A couple of times per year Arctic Trucks offers training courses for professionals using our trucks in the polar regions.
Who are these lucky people and why are they using our trucks? Earlier in September we were joined by logistical staff from FINNARP (the Finnish Antarctic Research Program) and AWI (the Alfred Wegener Institute who conduct and support science in the polar regions and oceans). National Antarctic Programs use Arctic Trucks as a platform to enhance their science programs and to provide vital logistical support servicing installations off station or scouting routes to be taken by heavier equipment.
Training with Arctic Trucks is a hands-on affair where participants put the trucks through their paces on some of Europe´s largest glaciers. As we crossed a river which brought the headlights below waterline nobody needed to remind me to concentrate! PowerPoints inevitably lead to a drooping eyelid or two… and they have their place but as the trucks performed a beautiful mechanical yoga to cross drainage runnels in the ice it struck me that this was as close to synthesizing the remoteness and conditions I have found in over 20 months spent in Antarctica.
I come from a mountaineering background and am familiar with building snow anchors and even have the occasional dream about rigging crevasse rescue. So I was pleased to see the same principles supersized to build vehicle grade snow anchors. Some nice touches included swapping winch cables for static weaves which don’t spring if broken under load; load bearing clip in points next to the seats for personnel leaving the vehicle in unknown / hazardous terrain; literally bringing a kitchen sink; and heated seats. Arctic Trucks is a small dedicated crew and on any given training it is likely that the instructor is the same guy who designed the truck you’re driving and that they tested in the over 300,000km travelled by Arctic Trucks in Antarctica to date.

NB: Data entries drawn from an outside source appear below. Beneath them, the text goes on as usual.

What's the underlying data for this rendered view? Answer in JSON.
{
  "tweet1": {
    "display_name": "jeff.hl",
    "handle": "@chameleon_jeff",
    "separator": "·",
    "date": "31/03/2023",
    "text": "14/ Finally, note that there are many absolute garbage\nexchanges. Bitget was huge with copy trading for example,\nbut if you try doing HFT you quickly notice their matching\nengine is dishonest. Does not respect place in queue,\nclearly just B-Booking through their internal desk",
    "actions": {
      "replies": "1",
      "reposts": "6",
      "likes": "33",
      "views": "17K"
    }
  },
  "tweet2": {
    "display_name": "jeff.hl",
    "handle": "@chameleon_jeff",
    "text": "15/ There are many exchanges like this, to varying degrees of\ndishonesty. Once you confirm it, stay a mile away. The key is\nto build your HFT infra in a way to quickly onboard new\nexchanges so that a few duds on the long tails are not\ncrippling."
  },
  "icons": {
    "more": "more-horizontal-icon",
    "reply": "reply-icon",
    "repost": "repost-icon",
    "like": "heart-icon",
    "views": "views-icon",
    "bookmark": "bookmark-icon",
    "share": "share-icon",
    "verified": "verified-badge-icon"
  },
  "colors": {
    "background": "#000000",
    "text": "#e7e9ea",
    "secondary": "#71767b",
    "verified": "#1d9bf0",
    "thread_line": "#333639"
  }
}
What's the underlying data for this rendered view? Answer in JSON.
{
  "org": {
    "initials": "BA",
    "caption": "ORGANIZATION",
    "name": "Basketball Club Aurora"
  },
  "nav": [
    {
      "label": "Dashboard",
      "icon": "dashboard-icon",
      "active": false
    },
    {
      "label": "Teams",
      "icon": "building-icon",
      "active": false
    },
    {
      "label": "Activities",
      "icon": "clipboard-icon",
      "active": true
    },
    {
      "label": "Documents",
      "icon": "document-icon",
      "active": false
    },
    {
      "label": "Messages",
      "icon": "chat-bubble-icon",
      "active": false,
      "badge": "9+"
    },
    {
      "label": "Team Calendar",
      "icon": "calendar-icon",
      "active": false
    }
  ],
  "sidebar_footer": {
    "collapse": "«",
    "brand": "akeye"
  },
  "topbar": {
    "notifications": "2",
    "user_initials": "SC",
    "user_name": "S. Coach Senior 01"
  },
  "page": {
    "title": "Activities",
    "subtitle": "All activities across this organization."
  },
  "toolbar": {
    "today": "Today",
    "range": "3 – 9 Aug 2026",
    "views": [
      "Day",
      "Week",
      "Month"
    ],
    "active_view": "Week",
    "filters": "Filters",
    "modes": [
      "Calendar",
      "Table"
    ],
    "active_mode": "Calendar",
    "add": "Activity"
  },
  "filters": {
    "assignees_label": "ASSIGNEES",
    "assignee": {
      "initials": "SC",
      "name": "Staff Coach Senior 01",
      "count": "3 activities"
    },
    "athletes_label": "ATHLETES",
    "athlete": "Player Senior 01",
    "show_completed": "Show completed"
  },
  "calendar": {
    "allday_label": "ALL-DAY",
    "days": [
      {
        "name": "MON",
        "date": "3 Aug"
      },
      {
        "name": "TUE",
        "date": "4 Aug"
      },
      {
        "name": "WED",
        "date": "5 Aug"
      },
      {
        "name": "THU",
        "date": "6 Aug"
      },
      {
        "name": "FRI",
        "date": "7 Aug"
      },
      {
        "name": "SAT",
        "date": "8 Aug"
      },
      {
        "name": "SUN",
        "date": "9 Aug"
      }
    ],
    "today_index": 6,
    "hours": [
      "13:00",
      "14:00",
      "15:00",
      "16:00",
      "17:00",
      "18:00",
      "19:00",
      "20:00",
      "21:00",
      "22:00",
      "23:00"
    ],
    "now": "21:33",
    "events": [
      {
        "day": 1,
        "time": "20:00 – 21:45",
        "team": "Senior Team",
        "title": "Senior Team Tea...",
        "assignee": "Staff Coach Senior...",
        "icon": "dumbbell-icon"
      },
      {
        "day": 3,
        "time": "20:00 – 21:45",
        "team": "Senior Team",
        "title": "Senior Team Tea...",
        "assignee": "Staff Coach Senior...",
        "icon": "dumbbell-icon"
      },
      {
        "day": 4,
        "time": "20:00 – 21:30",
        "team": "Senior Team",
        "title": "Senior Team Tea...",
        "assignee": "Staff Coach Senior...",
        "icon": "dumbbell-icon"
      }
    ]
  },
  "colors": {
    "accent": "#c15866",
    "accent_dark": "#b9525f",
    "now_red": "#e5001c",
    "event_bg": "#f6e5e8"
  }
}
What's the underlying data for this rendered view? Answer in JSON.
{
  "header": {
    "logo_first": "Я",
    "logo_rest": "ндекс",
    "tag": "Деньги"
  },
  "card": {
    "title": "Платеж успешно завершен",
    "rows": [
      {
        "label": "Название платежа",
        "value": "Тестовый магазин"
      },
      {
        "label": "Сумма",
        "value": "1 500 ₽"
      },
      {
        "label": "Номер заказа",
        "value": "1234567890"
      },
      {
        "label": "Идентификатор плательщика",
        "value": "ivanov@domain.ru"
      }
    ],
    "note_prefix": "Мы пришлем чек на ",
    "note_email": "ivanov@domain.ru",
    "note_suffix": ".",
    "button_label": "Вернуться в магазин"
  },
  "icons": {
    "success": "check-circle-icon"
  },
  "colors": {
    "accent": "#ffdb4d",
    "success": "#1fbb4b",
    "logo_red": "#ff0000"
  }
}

Having ridden 1000s of noisy / bumpy kilometres by snowmobile it was hard to wipe the smile off my face while enjoying the undulations cruising across Langjökull glacier at 40kmph watching the slow sub-Arctic sunset. The hands-on education is rewarding in and of itself and participants leave with knowledge of how to use a high-lift jack, perform daily checks, free a vehicle from soft snow, and a feeling that they were on a mini-expedition as well.
Written by Sune Tamm